● Exercise
Take each line of the entries below that contains "Allow" and copy it.

BEGIN Input for this task

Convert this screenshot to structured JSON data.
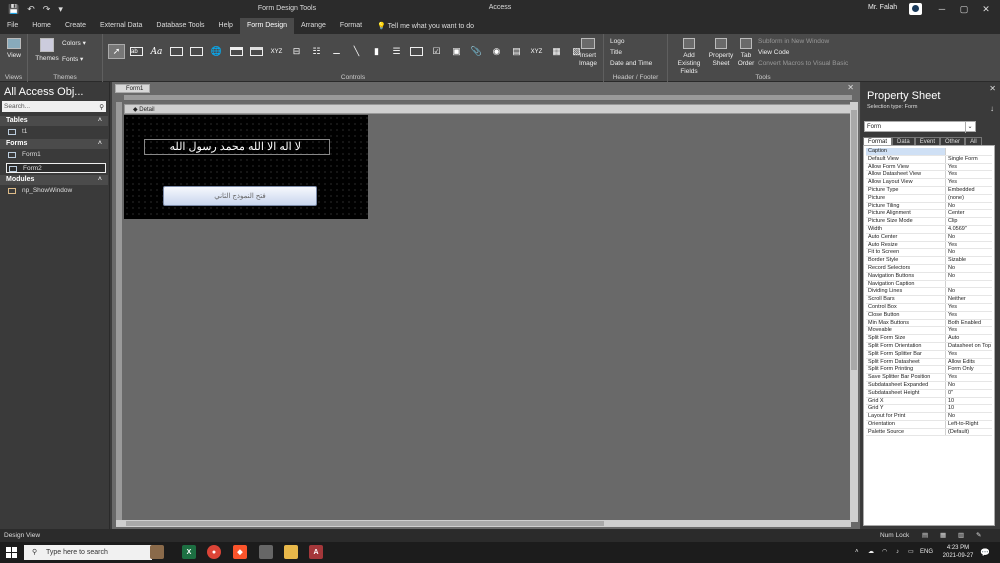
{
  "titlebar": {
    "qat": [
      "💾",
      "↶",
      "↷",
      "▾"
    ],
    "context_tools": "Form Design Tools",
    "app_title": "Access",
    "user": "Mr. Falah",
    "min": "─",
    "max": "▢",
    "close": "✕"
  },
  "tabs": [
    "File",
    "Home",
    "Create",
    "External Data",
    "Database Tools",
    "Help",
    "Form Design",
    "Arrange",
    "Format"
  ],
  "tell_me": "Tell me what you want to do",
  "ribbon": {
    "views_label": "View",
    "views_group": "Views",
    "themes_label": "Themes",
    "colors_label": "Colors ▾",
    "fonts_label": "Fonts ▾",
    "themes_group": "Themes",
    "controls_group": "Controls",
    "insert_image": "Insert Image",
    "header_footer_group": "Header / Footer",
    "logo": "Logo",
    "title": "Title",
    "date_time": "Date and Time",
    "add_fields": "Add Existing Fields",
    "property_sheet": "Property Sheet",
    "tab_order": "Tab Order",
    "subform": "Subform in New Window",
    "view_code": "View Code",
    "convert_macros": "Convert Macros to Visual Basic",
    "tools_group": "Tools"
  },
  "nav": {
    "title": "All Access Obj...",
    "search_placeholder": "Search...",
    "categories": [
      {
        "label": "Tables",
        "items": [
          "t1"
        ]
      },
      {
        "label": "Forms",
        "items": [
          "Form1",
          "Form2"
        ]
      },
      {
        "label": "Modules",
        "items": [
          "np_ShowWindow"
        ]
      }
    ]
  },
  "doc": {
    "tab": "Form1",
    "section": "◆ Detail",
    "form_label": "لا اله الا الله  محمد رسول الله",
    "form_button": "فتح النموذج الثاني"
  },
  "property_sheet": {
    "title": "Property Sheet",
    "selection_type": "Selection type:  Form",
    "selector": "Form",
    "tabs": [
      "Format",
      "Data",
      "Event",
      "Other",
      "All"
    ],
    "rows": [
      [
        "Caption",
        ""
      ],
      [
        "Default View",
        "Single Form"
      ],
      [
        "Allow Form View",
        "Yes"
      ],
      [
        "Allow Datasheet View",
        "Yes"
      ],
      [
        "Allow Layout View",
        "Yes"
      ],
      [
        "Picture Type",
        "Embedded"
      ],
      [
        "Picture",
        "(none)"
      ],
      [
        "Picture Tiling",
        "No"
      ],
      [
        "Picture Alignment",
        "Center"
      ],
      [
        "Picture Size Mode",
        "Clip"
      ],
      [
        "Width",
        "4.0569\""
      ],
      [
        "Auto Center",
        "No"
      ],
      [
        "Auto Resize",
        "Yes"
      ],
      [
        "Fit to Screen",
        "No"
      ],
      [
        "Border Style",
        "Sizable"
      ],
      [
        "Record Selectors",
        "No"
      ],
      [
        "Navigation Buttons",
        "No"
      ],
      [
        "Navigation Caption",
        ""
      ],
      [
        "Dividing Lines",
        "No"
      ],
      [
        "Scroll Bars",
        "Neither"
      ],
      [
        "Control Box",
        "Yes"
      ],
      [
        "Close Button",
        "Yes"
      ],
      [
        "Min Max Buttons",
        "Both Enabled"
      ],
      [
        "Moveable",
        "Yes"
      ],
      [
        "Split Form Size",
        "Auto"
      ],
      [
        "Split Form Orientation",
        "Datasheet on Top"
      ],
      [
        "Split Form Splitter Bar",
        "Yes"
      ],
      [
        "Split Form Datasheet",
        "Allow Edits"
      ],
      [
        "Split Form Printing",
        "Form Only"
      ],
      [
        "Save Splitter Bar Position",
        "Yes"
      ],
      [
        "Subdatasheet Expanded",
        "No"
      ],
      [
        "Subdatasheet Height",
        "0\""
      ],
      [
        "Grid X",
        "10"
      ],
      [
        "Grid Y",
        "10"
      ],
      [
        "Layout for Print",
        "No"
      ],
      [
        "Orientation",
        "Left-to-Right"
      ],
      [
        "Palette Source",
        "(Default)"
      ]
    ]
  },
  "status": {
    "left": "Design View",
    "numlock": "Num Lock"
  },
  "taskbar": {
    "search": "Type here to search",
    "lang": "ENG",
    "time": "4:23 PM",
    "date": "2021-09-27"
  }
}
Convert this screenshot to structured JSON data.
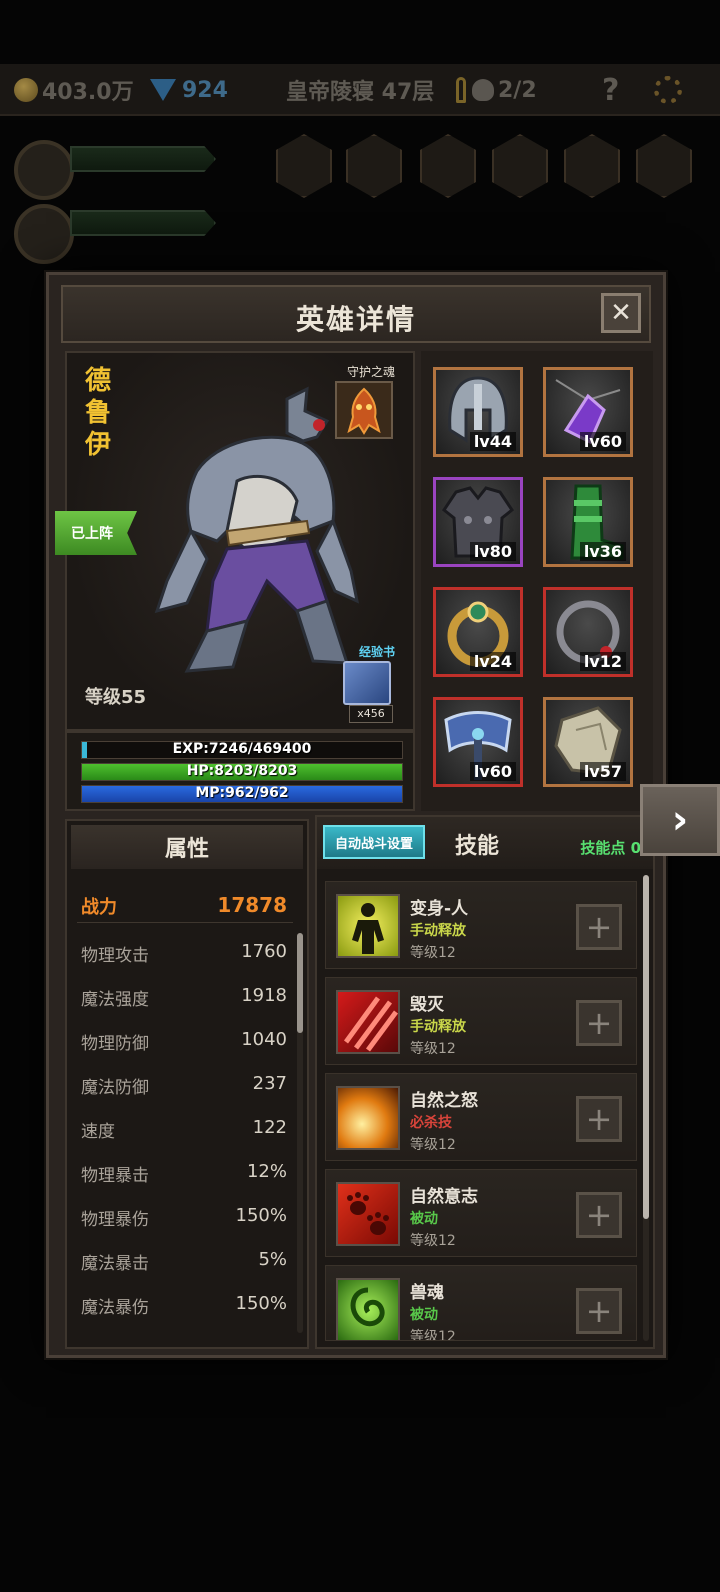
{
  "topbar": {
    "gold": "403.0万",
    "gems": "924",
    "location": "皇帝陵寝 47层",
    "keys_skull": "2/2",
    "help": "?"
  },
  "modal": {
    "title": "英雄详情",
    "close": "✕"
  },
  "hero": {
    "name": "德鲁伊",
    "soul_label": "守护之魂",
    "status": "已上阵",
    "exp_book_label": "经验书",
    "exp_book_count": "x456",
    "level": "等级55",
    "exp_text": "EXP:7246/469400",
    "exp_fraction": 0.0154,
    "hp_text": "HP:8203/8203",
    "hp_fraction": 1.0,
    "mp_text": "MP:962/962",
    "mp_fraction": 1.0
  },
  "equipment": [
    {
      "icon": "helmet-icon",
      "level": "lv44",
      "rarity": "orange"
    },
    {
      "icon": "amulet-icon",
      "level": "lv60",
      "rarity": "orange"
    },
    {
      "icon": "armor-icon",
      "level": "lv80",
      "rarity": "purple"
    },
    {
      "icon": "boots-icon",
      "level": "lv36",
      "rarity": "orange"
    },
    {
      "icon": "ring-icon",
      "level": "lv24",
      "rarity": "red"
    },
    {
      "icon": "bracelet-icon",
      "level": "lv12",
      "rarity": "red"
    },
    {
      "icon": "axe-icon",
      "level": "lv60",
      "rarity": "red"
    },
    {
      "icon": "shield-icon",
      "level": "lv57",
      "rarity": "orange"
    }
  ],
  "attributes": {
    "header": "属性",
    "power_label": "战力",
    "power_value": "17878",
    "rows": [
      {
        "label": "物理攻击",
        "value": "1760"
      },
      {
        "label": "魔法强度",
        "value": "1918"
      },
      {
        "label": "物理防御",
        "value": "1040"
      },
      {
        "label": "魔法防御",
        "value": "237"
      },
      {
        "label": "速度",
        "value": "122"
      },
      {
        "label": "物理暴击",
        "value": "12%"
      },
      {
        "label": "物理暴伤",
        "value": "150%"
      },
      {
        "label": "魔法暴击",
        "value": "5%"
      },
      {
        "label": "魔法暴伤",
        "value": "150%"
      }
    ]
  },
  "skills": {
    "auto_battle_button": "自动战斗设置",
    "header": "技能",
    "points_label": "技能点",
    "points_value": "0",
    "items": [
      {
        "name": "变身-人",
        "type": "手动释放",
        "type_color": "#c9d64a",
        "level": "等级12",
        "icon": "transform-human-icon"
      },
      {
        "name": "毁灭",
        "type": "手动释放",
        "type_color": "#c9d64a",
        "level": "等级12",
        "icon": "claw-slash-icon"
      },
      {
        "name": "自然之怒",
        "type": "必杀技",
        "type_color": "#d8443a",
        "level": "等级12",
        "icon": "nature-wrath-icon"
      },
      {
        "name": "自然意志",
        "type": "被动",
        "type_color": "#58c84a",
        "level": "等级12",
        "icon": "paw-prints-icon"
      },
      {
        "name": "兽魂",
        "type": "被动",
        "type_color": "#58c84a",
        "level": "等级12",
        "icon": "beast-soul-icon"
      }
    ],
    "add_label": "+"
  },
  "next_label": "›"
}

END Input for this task
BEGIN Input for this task

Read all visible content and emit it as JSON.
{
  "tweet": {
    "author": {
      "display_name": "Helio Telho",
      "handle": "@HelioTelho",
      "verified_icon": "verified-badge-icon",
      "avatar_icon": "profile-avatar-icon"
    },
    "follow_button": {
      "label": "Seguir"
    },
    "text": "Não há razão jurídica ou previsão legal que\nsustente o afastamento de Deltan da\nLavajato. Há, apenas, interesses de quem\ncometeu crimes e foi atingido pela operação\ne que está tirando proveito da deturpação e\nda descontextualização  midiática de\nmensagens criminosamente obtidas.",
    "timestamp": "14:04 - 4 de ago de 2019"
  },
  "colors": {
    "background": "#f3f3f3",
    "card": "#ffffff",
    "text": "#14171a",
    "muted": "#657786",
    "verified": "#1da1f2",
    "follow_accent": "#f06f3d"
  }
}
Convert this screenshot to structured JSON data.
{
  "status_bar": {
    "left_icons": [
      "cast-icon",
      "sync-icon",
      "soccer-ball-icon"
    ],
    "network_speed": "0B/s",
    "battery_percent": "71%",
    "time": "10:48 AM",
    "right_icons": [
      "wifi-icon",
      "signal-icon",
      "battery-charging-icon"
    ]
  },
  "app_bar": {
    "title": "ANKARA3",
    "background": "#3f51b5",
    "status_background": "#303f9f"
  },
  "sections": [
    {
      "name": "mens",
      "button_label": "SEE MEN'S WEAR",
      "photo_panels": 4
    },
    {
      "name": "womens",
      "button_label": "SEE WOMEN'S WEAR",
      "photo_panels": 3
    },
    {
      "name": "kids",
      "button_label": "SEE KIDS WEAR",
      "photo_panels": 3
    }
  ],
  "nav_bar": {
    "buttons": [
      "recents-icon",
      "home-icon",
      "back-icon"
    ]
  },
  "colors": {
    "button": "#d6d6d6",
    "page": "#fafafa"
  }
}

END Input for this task

● Response for this exercise
        "Allow Form View",
        "Allow Datasheet View",
        "Allow Layout View",
        "Allow Edits"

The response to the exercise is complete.